Caption: Waste Management Training has for many years been high on the Institute of Waste Management of Southern Africa’s (IWMSA) agenda and 2013 saw a record number of delegates attending training workshops across South Africa, and even beyond the country’s borders. 2014 started out no different, with successful training executed at the Southern African Wildlife College (SAWC), in Mpumalanga from 03 – 08 March 2014.
Training offered by the IWMSA is focused on providing education on sustainable environmental best practices, promoting the science and technology of waste management and supporting international, national and regional trends in waste management. According to IWMSA President, Dr Suzan Oelofse, training is geared towards improving the overall delivery of waste management services in South Africa, so that the South African waste management industry can become world class.
“The more people we can reach through our training programmes, the sooner we will witness positive changes within the industry,” says Oelofse. “We are very pleased with the quality and depth of training that took place in 2013. Our footprint is spreading and we are seeing a new level of commitment and interest from delegates as well as very exciting partnerships with training providers.” The IWMSA receives numerous requests for tailor-made training sessions, and is able to assist with both accredited and non-accredited courses.
The IWMSA was contracted by the Southern African Wildlife College (SAWC) in Mpumalanga, a regional training institution that has been in operation for 16 years, to present accredited waste management training to 50 unemployed youth from the Bushbuckridge and Thaba Chweu municipalities. The training is part of a three year project, now in its second year, funded by the national Department of Environmental Affairs, under the Youth Environment Service programme. “Now that the training is complete, the learners are ultimately expected to participate in theory contact sessions arranged by SAWC, complete workplace assessments and also participate in community service activities within Bushbuckridge or Thaba Chweu Local Municipality. The community services will include collecting recyclable waste, sorting waste, packaging the waste for collection through a buy-back programme, reducing waste going to landfill sites and establishing SMME Cooperatives in waste management,” says Oelofse.
“With the assistance of our facilitators we were able to provide world-class training where learners actively participated in discussions, group work activities and question and answer sessions. Although learners indicated that they have limited knowledge about waste management, most of them were interested in knowing more about the field in order to make a positive contribution. It definitely was very encouraging,” explains Oelofse.
“We have outstanding non-accredited material, excellent training tools and highly skilled trainers and facilitators,” says Oelofse. “Our training department is expanding and this means we can reach a much wider audience and make a larger impact on the environment.”

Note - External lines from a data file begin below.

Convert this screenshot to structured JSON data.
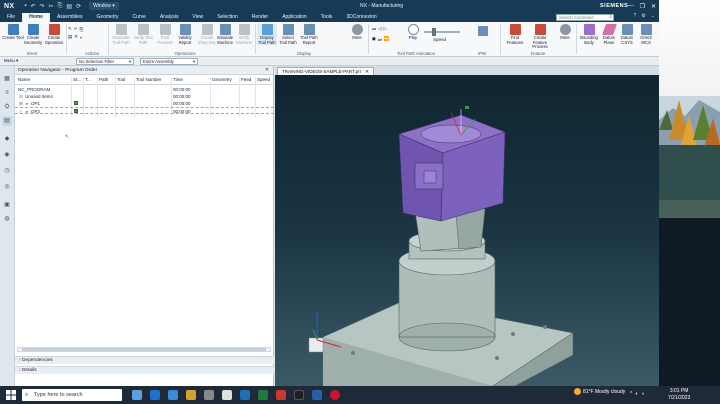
{
  "titlebar": {
    "logo": "NX",
    "window_menu": "Window ▾",
    "app_title": "NX - Manufacturing",
    "brand": "SIEMENS",
    "controls": [
      "—",
      "❐",
      "✕"
    ]
  },
  "tabs": [
    "File",
    "Home",
    "Assemblies",
    "Geometry",
    "Curve",
    "Analysis",
    "View",
    "Selection",
    "Render",
    "Application",
    "Tools",
    "3DConnexion"
  ],
  "active_tab": "Home",
  "search_placeholder": "Search Command",
  "ribbon": {
    "buttons": [
      {
        "label": "Create Tool",
        "color": "#3d7fbf"
      },
      {
        "label": "Create Geometry",
        "color": "#3d7fbf"
      },
      {
        "label": "Create Operation",
        "color": "#c84b3a"
      },
      {
        "label": "Generate Tool Path",
        "color": "#b9c2c9"
      },
      {
        "label": "Verify Tool Path",
        "color": "#b9c2c9"
      },
      {
        "label": "Post Process",
        "color": "#b9c2c9"
      },
      {
        "label": "Validity Report",
        "color": "#6a8fb5"
      },
      {
        "label": "Create Shop Doc",
        "color": "#b9c2c9"
      },
      {
        "label": "Simulate Machine",
        "color": "#6a8fb5"
      },
      {
        "label": "Verify Machine",
        "color": "#b9c2c9"
      },
      {
        "label": "More",
        "color": "#8a98a6"
      },
      {
        "label": "Display Tool Path",
        "color": "#5aa0d8"
      },
      {
        "label": "Select Tool Path",
        "color": "#6a8fb5"
      },
      {
        "label": "Tool Path Report",
        "color": "#6a8fb5"
      },
      {
        "label": "More",
        "color": "#8a98a6"
      },
      {
        "label": "Play",
        "color": "#6a8fb5"
      },
      {
        "label": "Find Features",
        "color": "#c84b3a"
      },
      {
        "label": "Create Feature Process",
        "color": "#c84b3a"
      },
      {
        "label": "More",
        "color": "#8a98a6"
      },
      {
        "label": "Bounding Body",
        "color": "#9b6fc9"
      },
      {
        "label": "Datum Plane",
        "color": "#d86fa4"
      },
      {
        "label": "Datum CSYS",
        "color": "#6a8fb5"
      },
      {
        "label": "Orient WCS",
        "color": "#6a8fb5"
      }
    ],
    "groups": [
      "Insert",
      "Actions",
      "Operations",
      "Display",
      "Tool Path Animation",
      "Feature"
    ],
    "speed_label": "Speed",
    "ipw_label": "IPW"
  },
  "selbar": {
    "menu_label": "Menu ▾",
    "filter": "No Selection Filter",
    "scope": "Entire Assembly"
  },
  "navigator": {
    "title": "Operation Navigator - Program Order",
    "columns": [
      "Name",
      "St...",
      "T...",
      "Path",
      "Tool",
      "Tool Number",
      "Time",
      "Geometry",
      "Feed",
      "Speed"
    ],
    "rows": [
      {
        "name": "NC_PROGRAM",
        "time": "00:00:00",
        "indent": 0
      },
      {
        "name": "Unused Items",
        "time": "00:00:00",
        "indent": 1
      },
      {
        "name": "OP1",
        "time": "00:00:00",
        "indent": 1
      },
      {
        "name": "OP2",
        "time": "00:00:00",
        "indent": 1
      }
    ],
    "panels": [
      "Dependencies",
      "Details"
    ]
  },
  "viewport": {
    "tab": "TRAINING-VIDEOS-SAMPLE-PART.prt",
    "tab_close": "✕"
  },
  "taskbar": {
    "search_placeholder": "Type here to search",
    "weather": "81°F  Mostly cloudy",
    "time": "3:01 PM",
    "date": "7/21/2023"
  }
}
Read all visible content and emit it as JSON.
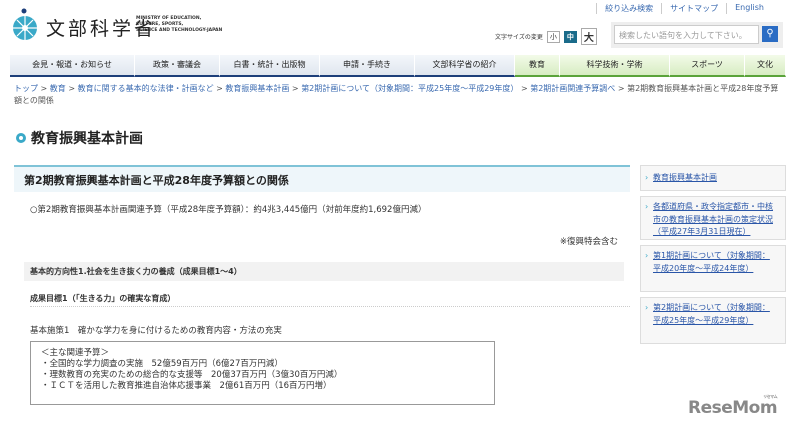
{
  "header": {
    "logo_ja": "文部科学省",
    "logo_en": "MINISTRY OF EDUCATION,\nCULTURE, SPORTS,\nSCIENCE AND TECHNOLOGY-JAPAN",
    "top_links": [
      "絞り込み検索",
      "サイトマップ",
      "English"
    ],
    "font_size_label": "文字サイズの変更",
    "font_sizes": [
      "小",
      "中",
      "大"
    ],
    "search_placeholder": "検索したい語句を入力して下さい。"
  },
  "nav": [
    "会見・報道・お知らせ",
    "政策・審議会",
    "白書・統計・出版物",
    "申請・手続き",
    "文部科学省の紹介",
    "教育",
    "科学技術・学術",
    "スポーツ",
    "文化"
  ],
  "breadcrumb": [
    "トップ",
    "教育",
    "教育に関する基本的な法律・計画など",
    "教育振興基本計画",
    "第2期計画について（対象期間：平成25年度～平成29年度）",
    "第2期計画関連予算調べ"
  ],
  "breadcrumb_current": "第2期教育振興基本計画と平成28年度予算額との関係",
  "page_title": "教育振興基本計画",
  "main": {
    "heading": "第2期教育振興基本計画と平成28年度予算額との関係",
    "summary": "○第2期教育振興基本計画関連予算（平成28年度予算額）：約4兆3,445億円（対前年度約1,692億円減）",
    "note": "※復興特会含む",
    "section": "基本的方向性1.社会を生き抜く力の養成（成果目標1～4）",
    "goal": "成果目標1（「生きる力」の確実な育成）",
    "policy": "基本施策1　確かな学力を身に付けるための教育内容・方法の充実",
    "budget_title": "＜主な関連予算＞",
    "budget_items": [
      "・全国的な学力調査の実施　52億59百万円（6億27百万円減）",
      "・理数教育の充実のための総合的な支援等　20億37百万円（3億30百万円減）",
      "・ＩＣＴを活用した教育推進自治体応援事業　2億61百万円（16百万円増）"
    ]
  },
  "sidebar": [
    "教育振興基本計画",
    "各都道府県・政令指定都市・中核市の教育振興基本計画の策定状況（平成27年3月31日現在）",
    "第1期計画について（対象期間：平成20年度～平成24年度）",
    "第2期計画について（対象期間：平成25年度～平成29年度）"
  ],
  "watermark": "ReseMom",
  "watermark_kana": "リセマム"
}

“The SAWC training session is the first of many to be held in 2014. The IWMSA is currently preparing for training sessions to be held in Randburg, Midrand, Durban and Cape Town. We urge members – new and old – to contact us regarding the many programmes we offer to meet their Waste Management Training needs,” concludes Oelofse.
The IWMSA is a multi-disciplinary non-profit association that is committed to the protection of the environment and people of Southern Africa from the adverse effects of poor waste management by supporting sustainable best practical environmental options.